There is nothing casual about Jesus. He’s drawing on imagery from the Sea of Galilee. That was sort of his hangout, Kfar-nahum, Capernaum, was the place he was most often around. And just a little bit around the coastline there, is Pabka and Magdala, where Mary Magdalene, Mary of Magdala. And this is where the fishermen were and they would fish. They would be out all night. They fished at night just as they do today in Israel. And they would toil throughout the evening. And then in the morning, in early morning light, they would come to shore and they would take some of their catch and they would fry up some fish and they would have some bread and they would have breakfast. And Jesus is using here these two items, typical of a fisherman’s breakfast on the Sea of Galilee. Bread and fish. But, he says then, which of you would give, instead of bread, a stone and instead of fish, would give a serpent. He is using additional imagery that every fisherman knew. Because part of the fishing technique there on the Sea of Galilee was to use nets and there are different kinds of nets. And they are even mentioned here in the Gospels, they are quite historically accurate. But they would drop one type of net, they would put weights on it and they would drop it in the water and then go into the shore at two different points and begin pulling it toward the shore. And if they happened to have an unlucky night fishing, they could toil all night and the fruit of their labor was not fish but was just stones, from the bottom. They would pull ashore stones from the net rather than fish. And they also might pick up a water snake or two, which are common in the Sea of Galilee. Don’t worry -- you are not going to go swimming there if you go with me to Israel. But the point is here, this image of a stone and a serpent to the fisherman of Galilee was a powerful image of fruitless labor. It’s an image here of frustration and disappointment with the catch. In other words, it is the very image that Solomon is using. Life is a matter of going fishing but no matter how skillfully you do it and how you go about, it seems like all you come up with is stones and serpents. In other words, you come up with an empty catch. And Jesus is saying your heavenly Father is not like this. If you ask of him for good things, it won’t be meaningless. It wont’ be futile. Quite the contrary. He desires to give you good gifts, even more than your earthy fathers desire to give your children good gifts.
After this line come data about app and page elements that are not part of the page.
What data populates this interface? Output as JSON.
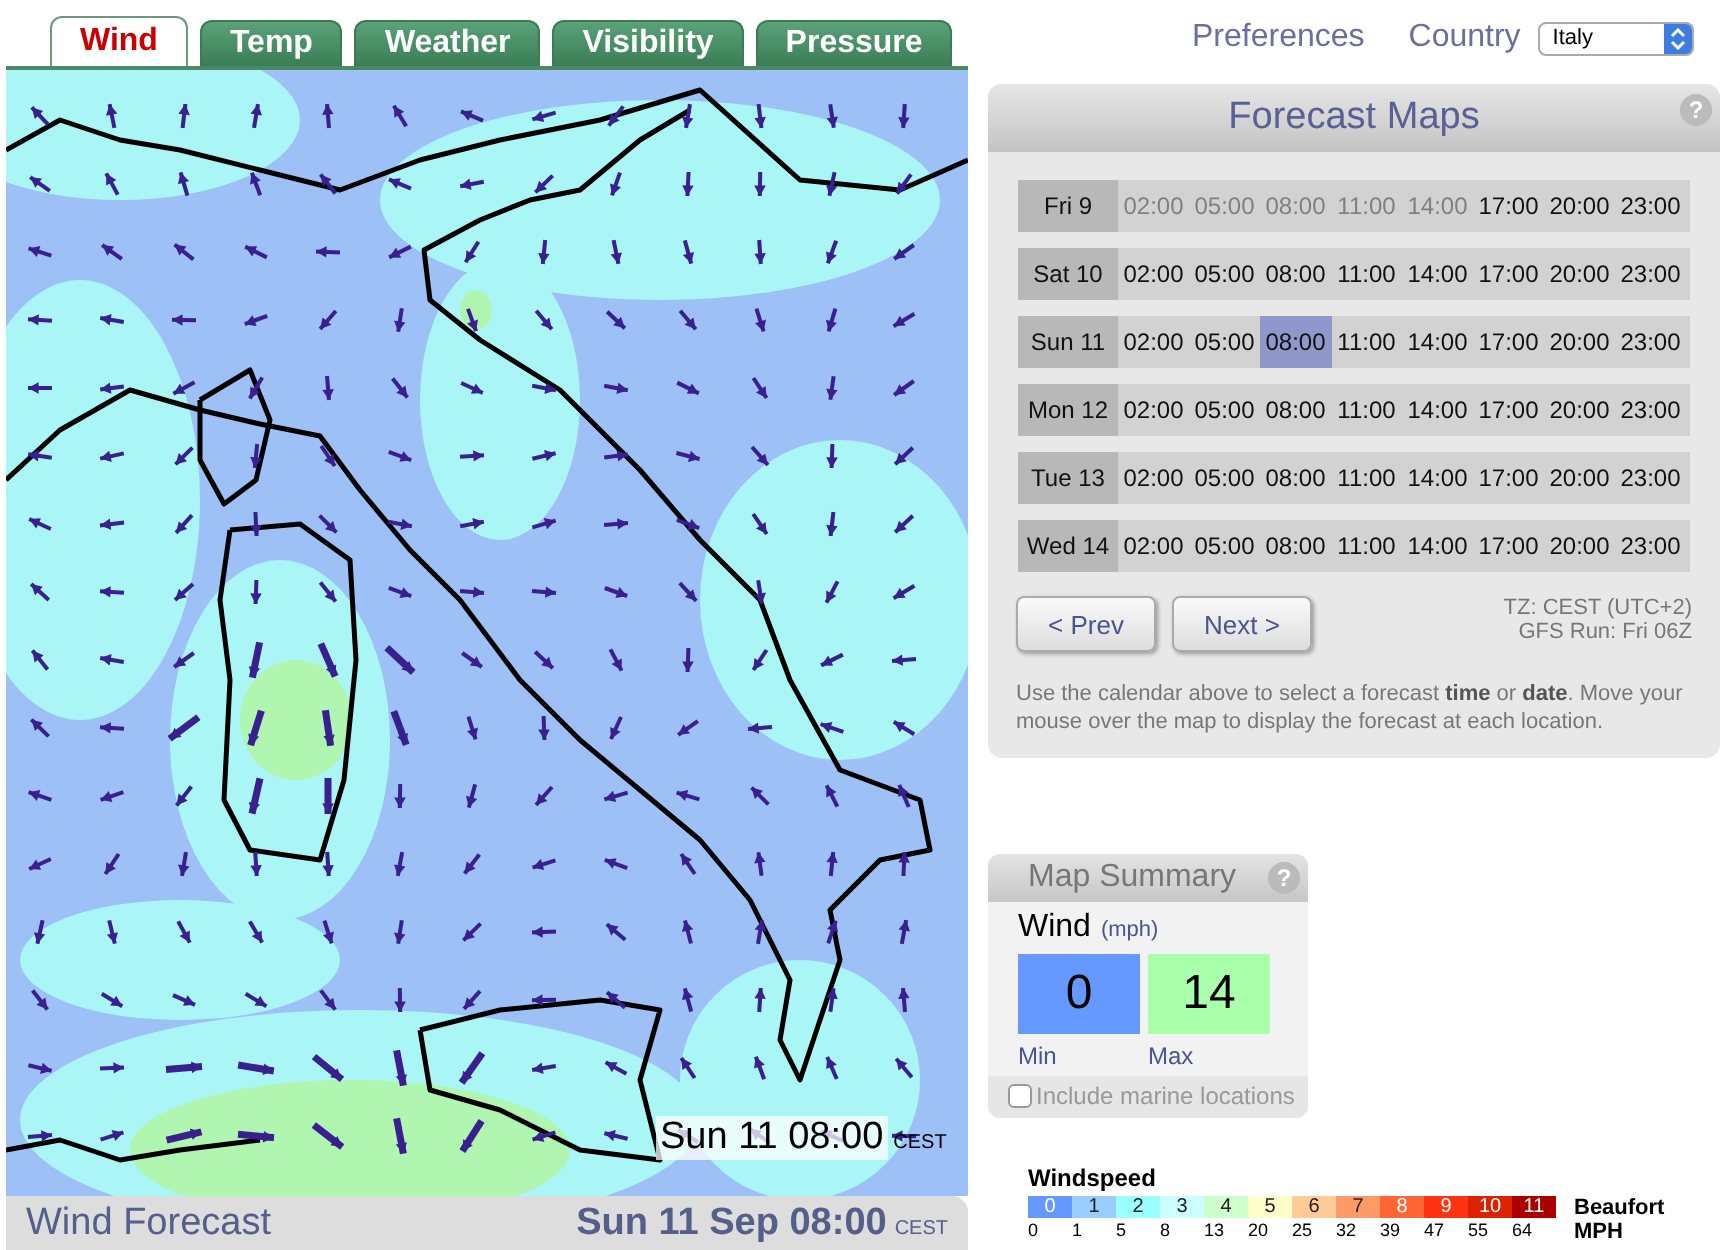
{
  "tabs": [
    {
      "label": "Wind",
      "selected": true
    },
    {
      "label": "Temp",
      "selected": false
    },
    {
      "label": "Weather",
      "selected": false
    },
    {
      "label": "Visibility",
      "selected": false
    },
    {
      "label": "Pressure",
      "selected": false
    }
  ],
  "preferences": "Preferences",
  "country": {
    "label": "Country",
    "value": "Italy"
  },
  "map_overlay": {
    "time": "Sun 11 08:00",
    "tz": "CEST"
  },
  "map_footer": {
    "title": "Wind Forecast",
    "datetime": "Sun 11 Sep 08:00",
    "tz": "CEST"
  },
  "forecast": {
    "title": "Forecast Maps",
    "help": "?",
    "days": [
      {
        "label": "Fri 9",
        "times": [
          {
            "label": "02:00",
            "available": false,
            "selected": false
          },
          {
            "label": "05:00",
            "available": false,
            "selected": false
          },
          {
            "label": "08:00",
            "available": false,
            "selected": false
          },
          {
            "label": "11:00",
            "available": false,
            "selected": false
          },
          {
            "label": "14:00",
            "available": false,
            "selected": false
          },
          {
            "label": "17:00",
            "available": true,
            "selected": false
          },
          {
            "label": "20:00",
            "available": true,
            "selected": false
          },
          {
            "label": "23:00",
            "available": true,
            "selected": false
          }
        ]
      },
      {
        "label": "Sat 10",
        "times": [
          {
            "label": "02:00",
            "available": true,
            "selected": false
          },
          {
            "label": "05:00",
            "available": true,
            "selected": false
          },
          {
            "label": "08:00",
            "available": true,
            "selected": false
          },
          {
            "label": "11:00",
            "available": true,
            "selected": false
          },
          {
            "label": "14:00",
            "available": true,
            "selected": false
          },
          {
            "label": "17:00",
            "available": true,
            "selected": false
          },
          {
            "label": "20:00",
            "available": true,
            "selected": false
          },
          {
            "label": "23:00",
            "available": true,
            "selected": false
          }
        ]
      },
      {
        "label": "Sun 11",
        "times": [
          {
            "label": "02:00",
            "available": true,
            "selected": false
          },
          {
            "label": "05:00",
            "available": true,
            "selected": false
          },
          {
            "label": "08:00",
            "available": true,
            "selected": true
          },
          {
            "label": "11:00",
            "available": true,
            "selected": false
          },
          {
            "label": "14:00",
            "available": true,
            "selected": false
          },
          {
            "label": "17:00",
            "available": true,
            "selected": false
          },
          {
            "label": "20:00",
            "available": true,
            "selected": false
          },
          {
            "label": "23:00",
            "available": true,
            "selected": false
          }
        ]
      },
      {
        "label": "Mon 12",
        "times": [
          {
            "label": "02:00",
            "available": true,
            "selected": false
          },
          {
            "label": "05:00",
            "available": true,
            "selected": false
          },
          {
            "label": "08:00",
            "available": true,
            "selected": false
          },
          {
            "label": "11:00",
            "available": true,
            "selected": false
          },
          {
            "label": "14:00",
            "available": true,
            "selected": false
          },
          {
            "label": "17:00",
            "available": true,
            "selected": false
          },
          {
            "label": "20:00",
            "available": true,
            "selected": false
          },
          {
            "label": "23:00",
            "available": true,
            "selected": false
          }
        ]
      },
      {
        "label": "Tue 13",
        "times": [
          {
            "label": "02:00",
            "available": true,
            "selected": false
          },
          {
            "label": "05:00",
            "available": true,
            "selected": false
          },
          {
            "label": "08:00",
            "available": true,
            "selected": false
          },
          {
            "label": "11:00",
            "available": true,
            "selected": false
          },
          {
            "label": "14:00",
            "available": true,
            "selected": false
          },
          {
            "label": "17:00",
            "available": true,
            "selected": false
          },
          {
            "label": "20:00",
            "available": true,
            "selected": false
          },
          {
            "label": "23:00",
            "available": true,
            "selected": false
          }
        ]
      },
      {
        "label": "Wed 14",
        "times": [
          {
            "label": "02:00",
            "available": true,
            "selected": false
          },
          {
            "label": "05:00",
            "available": true,
            "selected": false
          },
          {
            "label": "08:00",
            "available": true,
            "selected": false
          },
          {
            "label": "11:00",
            "available": true,
            "selected": false
          },
          {
            "label": "14:00",
            "available": true,
            "selected": false
          },
          {
            "label": "17:00",
            "available": true,
            "selected": false
          },
          {
            "label": "20:00",
            "available": true,
            "selected": false
          },
          {
            "label": "23:00",
            "available": true,
            "selected": false
          }
        ]
      }
    ],
    "prev": "< Prev",
    "next": "Next >",
    "tz": "TZ: CEST (UTC+2)",
    "gfs_run": "GFS Run: Fri 06Z",
    "help_text": "Use the calendar above to select a forecast **time** or **date**. Move your mouse over the map to display the forecast at each location."
  },
  "summary": {
    "title": "Map Summary",
    "help": "?",
    "variable": "Wind",
    "unit": "(mph)",
    "min": {
      "value": "0",
      "label": "Min",
      "color": "#6699ff"
    },
    "max": {
      "value": "14",
      "label": "Max",
      "color": "#aaffaa"
    },
    "marine": {
      "label": "Include marine locations",
      "checked": false
    }
  },
  "legend": {
    "title": "Windspeed",
    "scale_label": "Beaufort",
    "speed_label": "MPH",
    "beaufort": [
      {
        "label": "0",
        "color": "#6699ff"
      },
      {
        "label": "1",
        "color": "#99ccff"
      },
      {
        "label": "2",
        "color": "#99ffff"
      },
      {
        "label": "3",
        "color": "#ccffff"
      },
      {
        "label": "4",
        "color": "#ccffcc"
      },
      {
        "label": "5",
        "color": "#ffffcc"
      },
      {
        "label": "6",
        "color": "#ffcc99"
      },
      {
        "label": "7",
        "color": "#ff9966"
      },
      {
        "label": "8",
        "color": "#ff6633"
      },
      {
        "label": "9",
        "color": "#ff3311"
      },
      {
        "label": "10",
        "color": "#dd2200"
      },
      {
        "label": "11",
        "color": "#aa0000"
      }
    ],
    "speeds": [
      "0",
      "1",
      "5",
      "8",
      "13",
      "20",
      "25",
      "32",
      "39",
      "47",
      "55",
      "64"
    ]
  }
}
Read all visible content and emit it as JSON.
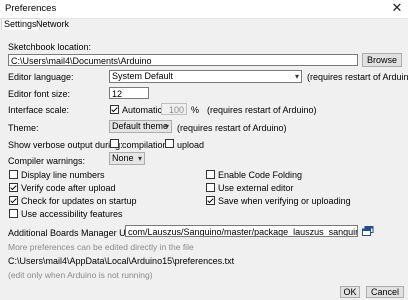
{
  "window": {
    "title": "Preferences",
    "close_glyph": "✕"
  },
  "tabs": [
    {
      "label": "Settings"
    },
    {
      "label": "Network"
    }
  ],
  "sketchbook": {
    "label": "Sketchbook location:",
    "value": "C:\\Users\\mail4\\Documents\\Arduino",
    "browse_label": "Browse"
  },
  "language": {
    "label": "Editor language:",
    "value": "System Default",
    "note": "(requires restart of Arduino)"
  },
  "font_size": {
    "label": "Editor font size:",
    "value": "12"
  },
  "scale": {
    "label": "Interface scale:",
    "automatic_label": "Automatic",
    "automatic_checked": true,
    "value": "100",
    "unit": "%",
    "note": "(requires restart of Arduino)"
  },
  "theme": {
    "label": "Theme:",
    "value": "Default theme",
    "note": "(requires restart of Arduino)"
  },
  "verbose": {
    "label": "Show verbose output during:",
    "compilation_label": "compilation",
    "compilation_checked": false,
    "upload_label": "upload",
    "upload_checked": false
  },
  "warnings": {
    "label": "Compiler warnings:",
    "value": "None"
  },
  "options_left": [
    {
      "label": "Display line numbers",
      "checked": false
    },
    {
      "label": "Verify code after upload",
      "checked": true
    },
    {
      "label": "Check for updates on startup",
      "checked": true
    },
    {
      "label": "Use accessibility features",
      "checked": false
    }
  ],
  "options_right": [
    {
      "label": "Enable Code Folding",
      "checked": false
    },
    {
      "label": "Use external editor",
      "checked": false
    },
    {
      "label": "Save when verifying or uploading",
      "checked": true
    }
  ],
  "boards_manager": {
    "label": "Additional Boards Manager URLs:",
    "value": "com/Lauszus/Sanguino/master/package_lauszus_sanguino_index.json"
  },
  "more_prefs": {
    "text": "More preferences can be edited directly in the file",
    "path": "C:\\Users\\mail4\\AppData\\Local\\Arduino15\\preferences.txt",
    "note": "(edit only when Arduino is not running)"
  },
  "footer": {
    "ok_label": "OK",
    "cancel_label": "Cancel"
  },
  "icons": {
    "open_list": "open-window-icon",
    "check": "checkmark-icon",
    "dropdown": "chevron-down-icon"
  }
}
And, in fact, he will give you the supreme gift of his Holy Spirit, as Luke renders this text.
* This is an audio transcript, listen to the original message here.